LONDON (Reuters) – Bitcoin dipped behind underneath $11,000 (8,169.93 pounds)on Monday, entrance off a record high usually bashful of $11,800 it strike on Sunday after a swell from reduction than $1,000 during a start of a year.
The cryptocurrency, that trades 24 hours a day and 7 days a week, climbed as high as $11,799.99 on a Luxembourg-based Bitstamp sell during around 2100 GMT on Sunday.
It was not transparent what caused a pierce aloft over a weekend other than new investors fasten a pretender market, with supposed wallet-providers stating record numbers of sign-ups over a past week.
Analysts pronounced Friday’s proclamation by a categorical U.S. derivatives regulator that it would concede CME Group Inc and CBOE Global Markets to list bitcoin futures contracts had incited view certain after a choppy week.
“The cost rises are triggered by continued media seductiveness driven by a expectancy of futures trade on CME,” Charles Hayter, owner of information research website Cryptocompare, said.
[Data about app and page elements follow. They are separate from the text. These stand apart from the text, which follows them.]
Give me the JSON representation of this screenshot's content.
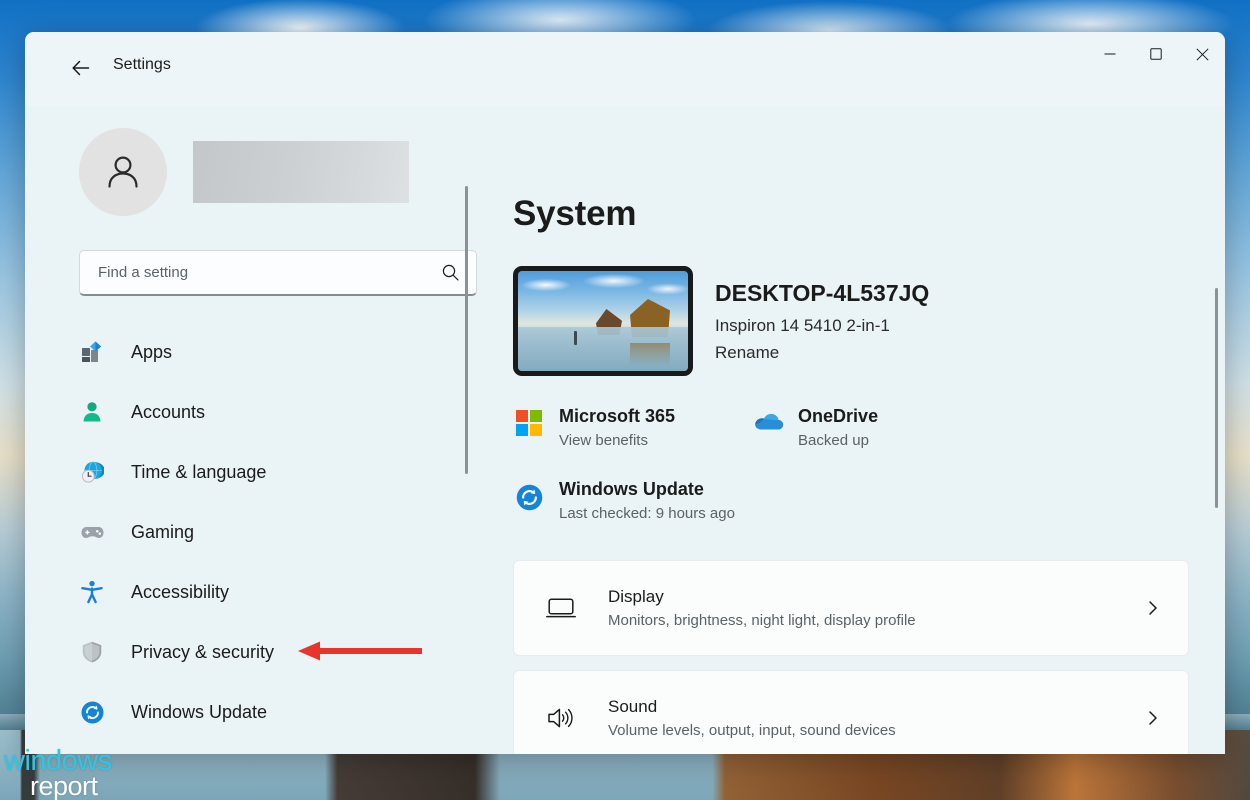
{
  "window": {
    "title": "Settings",
    "back_icon": "arrow-left-icon",
    "controls": {
      "minimize": "minimize-icon",
      "maximize": "maximize-icon",
      "close": "close-icon"
    }
  },
  "sidebar": {
    "avatar_icon": "person-avatar-icon",
    "profile_name": "",
    "search": {
      "placeholder": "Find a setting",
      "value": "",
      "icon": "search-icon"
    },
    "items": [
      {
        "label": "Apps",
        "icon": "apps-icon"
      },
      {
        "label": "Accounts",
        "icon": "accounts-person-icon"
      },
      {
        "label": "Time & language",
        "icon": "clock-globe-icon"
      },
      {
        "label": "Gaming",
        "icon": "gamepad-icon"
      },
      {
        "label": "Accessibility",
        "icon": "accessibility-person-icon"
      },
      {
        "label": "Privacy & security",
        "icon": "shield-icon"
      },
      {
        "label": "Windows Update",
        "icon": "windows-update-icon"
      }
    ]
  },
  "main": {
    "page_title": "System",
    "device": {
      "thumbnail_icon": "device-wallpaper-thumbnail",
      "name": "DESKTOP-4L537JQ",
      "model": "Inspiron 14 5410 2-in-1",
      "rename_label": "Rename"
    },
    "status": [
      {
        "title": "Microsoft 365",
        "subtitle": "View benefits",
        "icon": "microsoft-logo-icon"
      },
      {
        "title": "OneDrive",
        "subtitle": "Backed up",
        "icon": "onedrive-cloud-icon"
      },
      {
        "title": "Windows Update",
        "subtitle": "Last checked: 9 hours ago",
        "icon": "windows-update-icon"
      }
    ],
    "cards": [
      {
        "title": "Display",
        "subtitle": "Monitors, brightness, night light, display profile",
        "icon": "monitor-icon",
        "chevron": "chevron-right-icon"
      },
      {
        "title": "Sound",
        "subtitle": "Volume levels, output, input, sound devices",
        "icon": "speaker-icon",
        "chevron": "chevron-right-icon"
      }
    ]
  },
  "annotation": {
    "arrow_icon": "red-arrow-left-icon",
    "color": "#e8352b",
    "points_to": "Privacy & security"
  },
  "watermark": {
    "line1": "windows",
    "line2": "report",
    "color1": "#29c8e8",
    "color2": "#ffffff"
  },
  "colors": {
    "window_bg": "#eaf3f6",
    "titlebar_bg": "#eef5f8",
    "card_bg": "#fbfdfd",
    "text_primary": "#1b1b1b",
    "text_secondary": "#5a6266",
    "accent_blue": "#0078d4"
  }
}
By 1310 GMT on Monday, bitcoin had slipped behind to around $10,919, down 2 percent on a day though still adult some-more than 100 percent over a past 3 weeks. Sunday’s high noted a 1,121 percent boost given a start of a year.
Think Markets researcher Naeem Aslam pronounced reports Britain wants to boost law of bitcoin and other digital currencies by expanding a strech of European Union anti-money-laundering manners that force traders to divulge their identities and news questionable activity, had knocked bitcoin off a highs.
But others pronounced larger regulatory inspection would help.
“If anything, law will usually boost bitcoin’s rate of expansion as law lends credit and engenders trust,” Nicholas Gregory, CEO of London-based cryptocurrency organisation CommerceBlock, said.
Sunday’s record high for bitcoin came as Venezuelan President Nicolas Maduro announced a launch of a “petro”, that he pronounced would be a cryptocurrency corroborated by oil reserves, to seaside adult a collapsed economy.
Opposition leaders pronounced a digital banking would need congressional capitulation and some expel doubt on either it would ever see a light of day in a midst of turmoil.
Reporting by Jemima Kelly; modifying by Alexander Smith